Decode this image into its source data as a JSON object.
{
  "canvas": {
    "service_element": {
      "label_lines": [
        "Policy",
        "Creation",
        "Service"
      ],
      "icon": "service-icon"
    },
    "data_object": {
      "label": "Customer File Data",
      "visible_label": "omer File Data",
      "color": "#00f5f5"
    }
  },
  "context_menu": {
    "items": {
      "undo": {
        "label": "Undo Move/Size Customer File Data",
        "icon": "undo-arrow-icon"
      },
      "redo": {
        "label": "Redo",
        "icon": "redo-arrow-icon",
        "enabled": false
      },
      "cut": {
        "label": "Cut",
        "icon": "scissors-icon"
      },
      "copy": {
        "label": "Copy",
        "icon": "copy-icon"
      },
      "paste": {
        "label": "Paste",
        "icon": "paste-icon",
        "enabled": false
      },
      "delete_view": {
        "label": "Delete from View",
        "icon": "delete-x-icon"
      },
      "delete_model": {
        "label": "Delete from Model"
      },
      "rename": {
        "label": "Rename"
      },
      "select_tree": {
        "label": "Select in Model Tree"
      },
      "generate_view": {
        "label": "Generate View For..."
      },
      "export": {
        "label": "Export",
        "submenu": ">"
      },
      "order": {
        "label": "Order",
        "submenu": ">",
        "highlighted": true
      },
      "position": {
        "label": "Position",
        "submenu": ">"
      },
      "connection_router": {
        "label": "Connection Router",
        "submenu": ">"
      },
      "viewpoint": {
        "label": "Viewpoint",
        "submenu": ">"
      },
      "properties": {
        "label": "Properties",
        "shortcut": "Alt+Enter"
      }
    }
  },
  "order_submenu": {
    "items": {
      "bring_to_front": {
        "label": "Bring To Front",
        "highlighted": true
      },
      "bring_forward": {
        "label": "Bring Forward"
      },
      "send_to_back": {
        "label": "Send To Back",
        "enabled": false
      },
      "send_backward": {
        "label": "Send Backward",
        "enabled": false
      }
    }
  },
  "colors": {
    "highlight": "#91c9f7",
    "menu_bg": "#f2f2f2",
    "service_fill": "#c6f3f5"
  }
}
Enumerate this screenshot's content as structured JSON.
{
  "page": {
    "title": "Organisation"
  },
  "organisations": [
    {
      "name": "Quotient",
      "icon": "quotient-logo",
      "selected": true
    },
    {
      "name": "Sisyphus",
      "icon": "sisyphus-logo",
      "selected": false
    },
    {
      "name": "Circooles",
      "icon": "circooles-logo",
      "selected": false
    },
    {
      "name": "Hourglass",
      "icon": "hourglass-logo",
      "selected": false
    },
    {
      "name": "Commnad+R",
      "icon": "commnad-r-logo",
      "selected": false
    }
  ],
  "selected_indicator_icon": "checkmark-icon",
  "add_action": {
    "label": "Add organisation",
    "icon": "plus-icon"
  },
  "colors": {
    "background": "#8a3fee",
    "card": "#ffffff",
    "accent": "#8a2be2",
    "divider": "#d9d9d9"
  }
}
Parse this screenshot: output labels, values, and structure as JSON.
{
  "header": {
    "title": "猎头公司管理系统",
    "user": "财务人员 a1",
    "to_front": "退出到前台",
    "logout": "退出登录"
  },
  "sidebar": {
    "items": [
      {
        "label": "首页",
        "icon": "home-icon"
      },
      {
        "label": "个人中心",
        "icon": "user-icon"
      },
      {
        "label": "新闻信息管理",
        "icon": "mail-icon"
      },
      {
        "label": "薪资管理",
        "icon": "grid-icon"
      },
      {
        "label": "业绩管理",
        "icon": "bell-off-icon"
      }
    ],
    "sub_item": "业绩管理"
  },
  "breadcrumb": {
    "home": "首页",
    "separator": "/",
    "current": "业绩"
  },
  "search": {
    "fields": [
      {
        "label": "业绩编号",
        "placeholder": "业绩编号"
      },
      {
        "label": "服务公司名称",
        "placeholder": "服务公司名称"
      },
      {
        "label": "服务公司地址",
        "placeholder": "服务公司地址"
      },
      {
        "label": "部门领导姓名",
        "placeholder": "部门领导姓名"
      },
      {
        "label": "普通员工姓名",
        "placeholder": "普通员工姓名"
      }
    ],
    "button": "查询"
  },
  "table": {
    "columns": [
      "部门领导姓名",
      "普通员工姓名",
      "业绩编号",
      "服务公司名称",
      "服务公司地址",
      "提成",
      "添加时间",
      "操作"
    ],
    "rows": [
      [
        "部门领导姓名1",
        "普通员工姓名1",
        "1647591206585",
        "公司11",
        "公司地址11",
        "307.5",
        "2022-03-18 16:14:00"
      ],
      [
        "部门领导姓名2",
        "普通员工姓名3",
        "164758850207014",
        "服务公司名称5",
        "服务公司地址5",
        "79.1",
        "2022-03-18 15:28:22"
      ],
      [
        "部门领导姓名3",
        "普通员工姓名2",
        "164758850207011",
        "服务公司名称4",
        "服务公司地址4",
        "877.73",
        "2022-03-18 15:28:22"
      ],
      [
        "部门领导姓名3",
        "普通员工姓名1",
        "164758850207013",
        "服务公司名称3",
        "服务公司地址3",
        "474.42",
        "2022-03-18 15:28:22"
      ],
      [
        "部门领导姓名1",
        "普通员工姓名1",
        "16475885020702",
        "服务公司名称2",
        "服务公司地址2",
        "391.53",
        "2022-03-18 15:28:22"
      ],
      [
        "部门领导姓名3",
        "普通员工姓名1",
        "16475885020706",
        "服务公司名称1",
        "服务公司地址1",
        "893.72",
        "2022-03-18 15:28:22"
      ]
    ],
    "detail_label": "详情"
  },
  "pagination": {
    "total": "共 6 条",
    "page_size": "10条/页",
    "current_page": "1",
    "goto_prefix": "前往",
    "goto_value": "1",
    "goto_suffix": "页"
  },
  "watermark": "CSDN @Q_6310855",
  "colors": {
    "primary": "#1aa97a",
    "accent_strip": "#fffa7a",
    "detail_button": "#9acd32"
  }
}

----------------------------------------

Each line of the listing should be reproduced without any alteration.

Decode this image into its source data as a JSON object.
{
  "canvas": {
    "service_element": {
      "label_lines": [
        "Policy",
        "Creation",
        "Service"
      ],
      "icon": "service-icon"
    },
    "data_object": {
      "label": "Customer File Data",
      "visible_label": "omer File Data",
      "color": "#00f5f5"
    }
  },
  "context_menu": {
    "items": {
      "undo": {
        "label": "Undo Move/Size Customer File Data",
        "icon": "undo-arrow-icon"
      },
      "redo": {
        "label": "Redo",
        "icon": "redo-arrow-icon",
        "enabled": false
      },
      "cut": {
        "label": "Cut",
        "icon": "scissors-icon"
      },
      "copy": {
        "label": "Copy",
        "icon": "copy-icon"
      },
      "paste": {
        "label": "Paste",
        "icon": "paste-icon",
        "enabled": false
      },
      "delete_view": {
        "label": "Delete from View",
        "icon": "delete-x-icon"
      },
      "delete_model": {
        "label": "Delete from Model"
      },
      "rename": {
        "label": "Rename"
      },
      "select_tree": {
        "label": "Select in Model Tree"
      },
      "generate_view": {
        "label": "Generate View For..."
      },
      "export": {
        "label": "Export",
        "submenu": ">"
      },
      "order": {
        "label": "Order",
        "submenu": ">",
        "highlighted": true
      },
      "position": {
        "label": "Position",
        "submenu": ">"
      },
      "connection_router": {
        "label": "Connection Router",
        "submenu": ">"
      },
      "viewpoint": {
        "label": "Viewpoint",
        "submenu": ">"
      },
      "properties": {
        "label": "Properties",
        "shortcut": "Alt+Enter"
      }
    }
  },
  "order_submenu": {
    "items": {
      "bring_to_front": {
        "label": "Bring To Front",
        "highlighted": true
      },
      "bring_forward": {
        "label": "Bring Forward"
      },
      "send_to_back": {
        "label": "Send To Back",
        "enabled": false
      },
      "send_backward": {
        "label": "Send Backward",
        "enabled": false
      }
    }
  },
  "colors": {
    "highlight": "#91c9f7",
    "menu_bg": "#f2f2f2",
    "service_fill": "#c6f3f5"
  }
}
Enumerate this screenshot's content as structured JSON.
{
  "page": {
    "title": "Organisation"
  },
  "organisations": [
    {
      "name": "Quotient",
      "icon": "quotient-logo",
      "selected": true
    },
    {
      "name": "Sisyphus",
      "icon": "sisyphus-logo",
      "selected": false
    },
    {
      "name": "Circooles",
      "icon": "circooles-logo",
      "selected": false
    },
    {
      "name": "Hourglass",
      "icon": "hourglass-logo",
      "selected": false
    },
    {
      "name": "Commnad+R",
      "icon": "commnad-r-logo",
      "selected": false
    }
  ],
  "selected_indicator_icon": "checkmark-icon",
  "add_action": {
    "label": "Add organisation",
    "icon": "plus-icon"
  },
  "colors": {
    "background": "#8a3fee",
    "card": "#ffffff",
    "accent": "#8a2be2",
    "divider": "#d9d9d9"
  }
}
Parse this screenshot: output labels, values, and structure as JSON.
{
  "header": {
    "title": "猎头公司管理系统",
    "user": "财务人员 a1",
    "to_front": "退出到前台",
    "logout": "退出登录"
  },
  "sidebar": {
    "items": [
      {
        "label": "首页",
        "icon": "home-icon"
      },
      {
        "label": "个人中心",
        "icon": "user-icon"
      },
      {
        "label": "新闻信息管理",
        "icon": "mail-icon"
      },
      {
        "label": "薪资管理",
        "icon": "grid-icon"
      },
      {
        "label": "业绩管理",
        "icon": "bell-off-icon"
      }
    ],
    "sub_item": "业绩管理"
  },
  "breadcrumb": {
    "home": "首页",
    "separator": "/",
    "current": "业绩"
  },
  "search": {
    "fields": [
      {
        "label": "业绩编号",
        "placeholder": "业绩编号"
      },
      {
        "label": "服务公司名称",
        "placeholder": "服务公司名称"
      },
      {
        "label": "服务公司地址",
        "placeholder": "服务公司地址"
      },
      {
        "label": "部门领导姓名",
        "placeholder": "部门领导姓名"
      },
      {
        "label": "普通员工姓名",
        "placeholder": "普通员工姓名"
      }
    ],
    "button": "查询"
  },
  "table": {
    "columns": [
      "部门领导姓名",
      "普通员工姓名",
      "业绩编号",
      "服务公司名称",
      "服务公司地址",
      "提成",
      "添加时间",
      "操作"
    ],
    "rows": [
      [
        "部门领导姓名1",
        "普通员工姓名1",
        "1647591206585",
        "公司11",
        "公司地址11",
        "307.5",
        "2022-03-18 16:14:00"
      ],
      [
        "部门领导姓名2",
        "普通员工姓名3",
        "164758850207014",
        "服务公司名称5",
        "服务公司地址5",
        "79.1",
        "2022-03-18 15:28:22"
      ],
      [
        "部门领导姓名3",
        "普通员工姓名2",
        "164758850207011",
        "服务公司名称4",
        "服务公司地址4",
        "877.73",
        "2022-03-18 15:28:22"
      ],
      [
        "部门领导姓名3",
        "普通员工姓名1",
        "164758850207013",
        "服务公司名称3",
        "服务公司地址3",
        "474.42",
        "2022-03-18 15:28:22"
      ],
      [
        "部门领导姓名1",
        "普通员工姓名1",
        "16475885020702",
        "服务公司名称2",
        "服务公司地址2",
        "391.53",
        "2022-03-18 15:28:22"
      ],
      [
        "部门领导姓名3",
        "普通员工姓名1",
        "16475885020706",
        "服务公司名称1",
        "服务公司地址1",
        "893.72",
        "2022-03-18 15:28:22"
      ]
    ],
    "detail_label": "详情"
  },
  "pagination": {
    "total": "共 6 条",
    "page_size": "10条/页",
    "current_page": "1",
    "goto_prefix": "前往",
    "goto_value": "1",
    "goto_suffix": "页"
  },
  "watermark": "CSDN @Q_6310855",
  "colors": {
    "primary": "#1aa97a",
    "accent_strip": "#fffa7a",
    "detail_button": "#9acd32"
  }
}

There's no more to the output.